Christmas is a time that see’s a huge demand in the purchasing of electronic goods, be it something for the kitchen, a new games console or a DVD player. This increase in the purchasing of electrical goods also results in a lot of what’s known as Waste Electrical and Electronic Equipment, or put more simply, WEEE. WEEE waste or electronic waste can mean anything from a toaster to a hairdryer to a radio through to an old video recorder or microwave oven.

During the year we enlisted the help of WEEE Man to raise the issue and profile of electrical waste and to encourage more recycling of small and large electrical appliances. Now that Christmas is nearly upon us, we thought we’d take the opportunity to reinforce the message again using the advert below.

This is aimed at encouraging everyone that has old and redundant items of electronic waste to dispose of them properly, which means not putting them into your black refuse bin where they will only get incinerated.

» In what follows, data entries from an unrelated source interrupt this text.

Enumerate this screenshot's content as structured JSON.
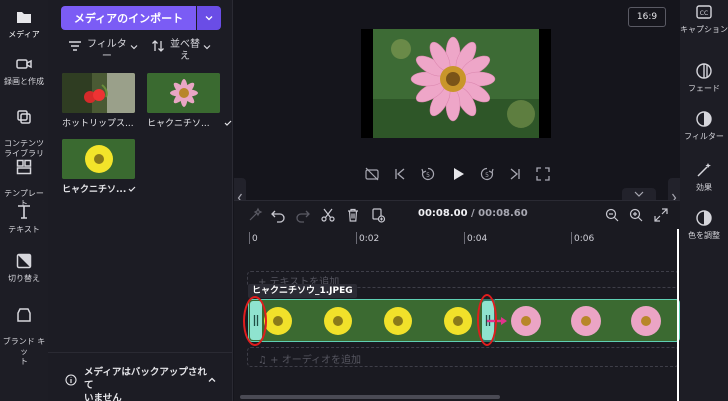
{
  "left_rail": {
    "items": [
      {
        "label": "メディア",
        "icon": "folder-icon"
      },
      {
        "label": "録画と作成",
        "icon": "camera-icon"
      },
      {
        "label": "コンテンツ\nライブラリ",
        "icon": "library-icon"
      },
      {
        "label": "テンプレー\nト",
        "icon": "template-icon"
      },
      {
        "label": "テキスト",
        "icon": "text-icon"
      },
      {
        "label": "切り替え",
        "icon": "transition-icon"
      },
      {
        "label": "ブランド キッ\nト",
        "icon": "brand-kit-icon"
      }
    ]
  },
  "media_panel": {
    "import_label": "メディアのインポート",
    "filter_label": "フィルタ\nー",
    "sort_label": "並べ替\nえ",
    "items": [
      {
        "label": "ホットリップス..."
      },
      {
        "label": "ヒャクニチソ..."
      },
      {
        "label": "ヒャクニチソ..."
      }
    ],
    "backup_text": "メディアはバックアップされて\nいません"
  },
  "preview": {
    "aspect_ratio": "16:9"
  },
  "right_rail": {
    "items": [
      {
        "label": "キャプション",
        "icon": "captions-icon"
      },
      {
        "label": "フェード",
        "icon": "fade-icon"
      },
      {
        "label": "フィルター",
        "icon": "filter-icon"
      },
      {
        "label": "効果",
        "icon": "effects-icon"
      },
      {
        "label": "色を調整",
        "icon": "color-adjust-icon"
      }
    ]
  },
  "timeline": {
    "current_time": "00:08.00",
    "separator": " / ",
    "total_time": "00:08.60",
    "ruler": [
      "0",
      "0:02",
      "0:04",
      "0:06"
    ],
    "text_track_placeholder": "+ テキストを追加",
    "audio_track_placeholder": "♫ + オーディオを追加",
    "clip_label": "ヒャクニチソウ_1.JPEG"
  },
  "colors": {
    "accent": "#7b5cf5",
    "clip": "#2f7a6a",
    "handle": "#8fe3cf",
    "highlight": "#e01d1d"
  }
}
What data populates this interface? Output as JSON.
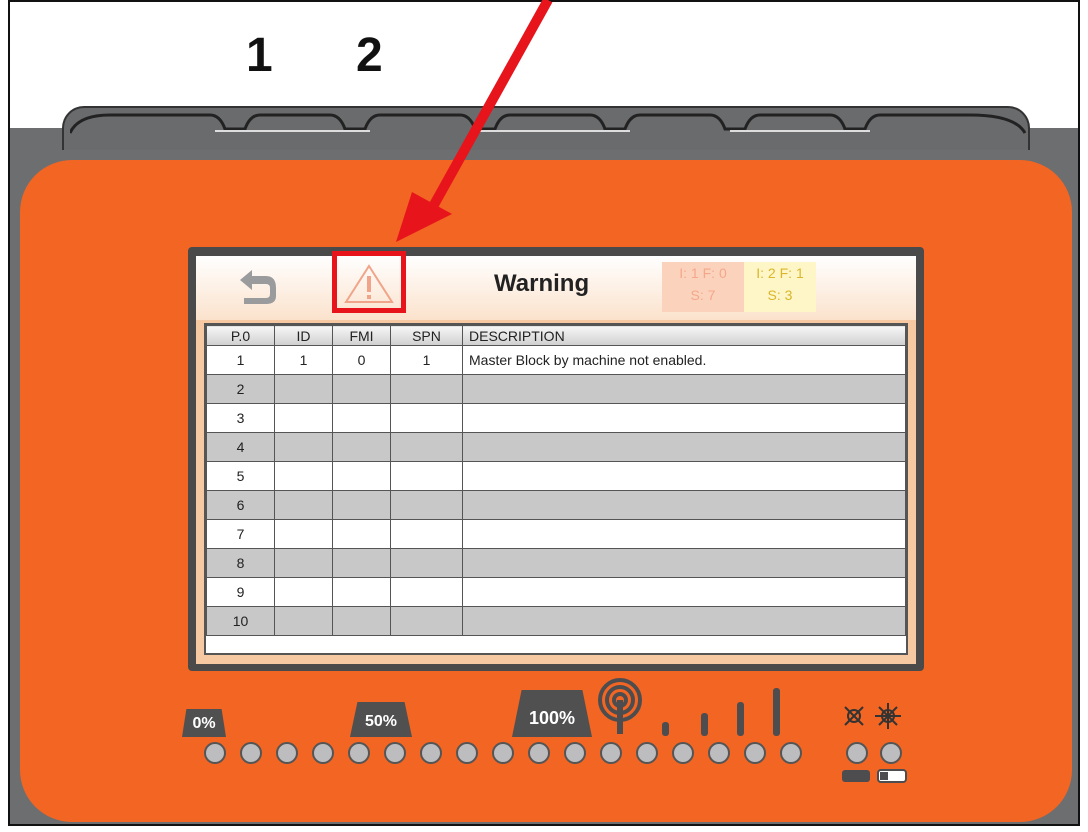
{
  "keys": [
    "1",
    "2"
  ],
  "header": {
    "title": "Warning",
    "status_counts_red": {
      "line1": "I: 1  F: 0",
      "line2": "S: 7"
    },
    "status_counts_yellow": {
      "line1": "I: 2  F: 1",
      "line2": "S: 3"
    }
  },
  "table": {
    "columns": [
      "P.0",
      "ID",
      "FMI",
      "SPN",
      "DESCRIPTION"
    ],
    "rows": [
      [
        "1",
        "1",
        "0",
        "1",
        "Master Block by machine not enabled."
      ],
      [
        "2",
        "",
        "",
        "",
        ""
      ],
      [
        "3",
        "",
        "",
        "",
        ""
      ],
      [
        "4",
        "",
        "",
        "",
        ""
      ],
      [
        "5",
        "",
        "",
        "",
        ""
      ],
      [
        "6",
        "",
        "",
        "",
        ""
      ],
      [
        "7",
        "",
        "",
        "",
        ""
      ],
      [
        "8",
        "",
        "",
        "",
        ""
      ],
      [
        "9",
        "",
        "",
        "",
        ""
      ],
      [
        "10",
        "",
        "",
        "",
        ""
      ]
    ]
  },
  "indicators": {
    "level_labels": [
      "0%",
      "50%",
      "100%"
    ]
  },
  "colors": {
    "body": "#f26522",
    "highlight": "#e8141c"
  }
}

If items of electronic waste are simply incinerated then the opportunity to recycle them will be completely lost and a resource wasted. Instead, this kind of waste can be taken to either our Reuse and Recycle Centre at Landmann Way or taken to one of our 6 small appliance banks that are dotted around the borough which can be found if you click on the following link https://recycleforlewisham.com/recycling-map/

Also, if you are considering purchasing a new item as a replacement for something you already have in the January sales, why not ask the electrical store if they will take the redundant item off you if it no longer works. And of course, don’t forget that we can also take all your old batteries through our kerbside battery collection scheme or through our many battery collection points in the libraries.

Merry Christmas